A faithful copy of all the data is required; pictures should not be included.
-- INPUT follows --
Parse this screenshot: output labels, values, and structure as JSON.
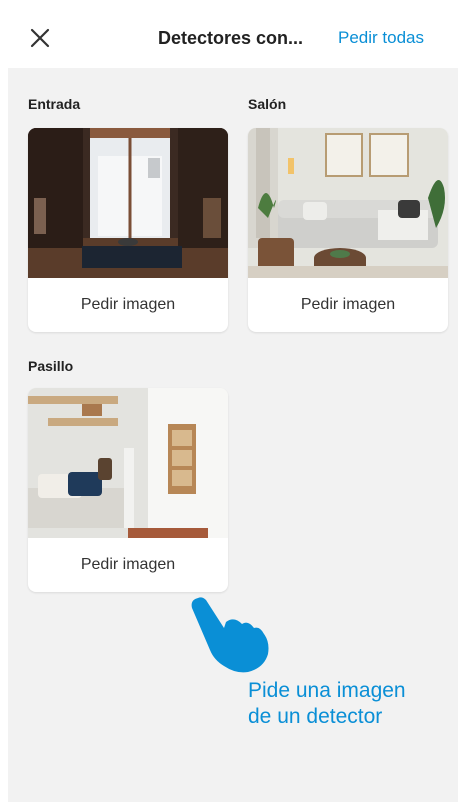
{
  "header": {
    "close_icon": "close-icon",
    "title": "Detectores con...",
    "request_all_label": "Pedir todas"
  },
  "rooms": [
    {
      "name": "Entrada",
      "action_label": "Pedir imagen"
    },
    {
      "name": "Salón",
      "action_label": "Pedir imagen"
    },
    {
      "name": "Pasillo",
      "action_label": "Pedir imagen"
    }
  ],
  "hint": {
    "icon": "pointing-hand-icon",
    "line1": "Pide una imagen",
    "line2": "de un detector"
  },
  "colors": {
    "accent": "#0a8fd6",
    "background": "#f2f2f2",
    "card": "#ffffff"
  }
}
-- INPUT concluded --
→ ANSWER FOR THE TASK
Parse this screenshot: output labels, values, and structure as JSON.
{
  "header": {
    "close_icon": "close-icon",
    "title": "Detectores con...",
    "request_all_label": "Pedir todas"
  },
  "rooms": [
    {
      "name": "Entrada",
      "action_label": "Pedir imagen"
    },
    {
      "name": "Salón",
      "action_label": "Pedir imagen"
    },
    {
      "name": "Pasillo",
      "action_label": "Pedir imagen"
    }
  ],
  "hint": {
    "icon": "pointing-hand-icon",
    "line1": "Pide una imagen",
    "line2": "de un detector"
  },
  "colors": {
    "accent": "#0a8fd6",
    "background": "#f2f2f2",
    "card": "#ffffff"
  }
}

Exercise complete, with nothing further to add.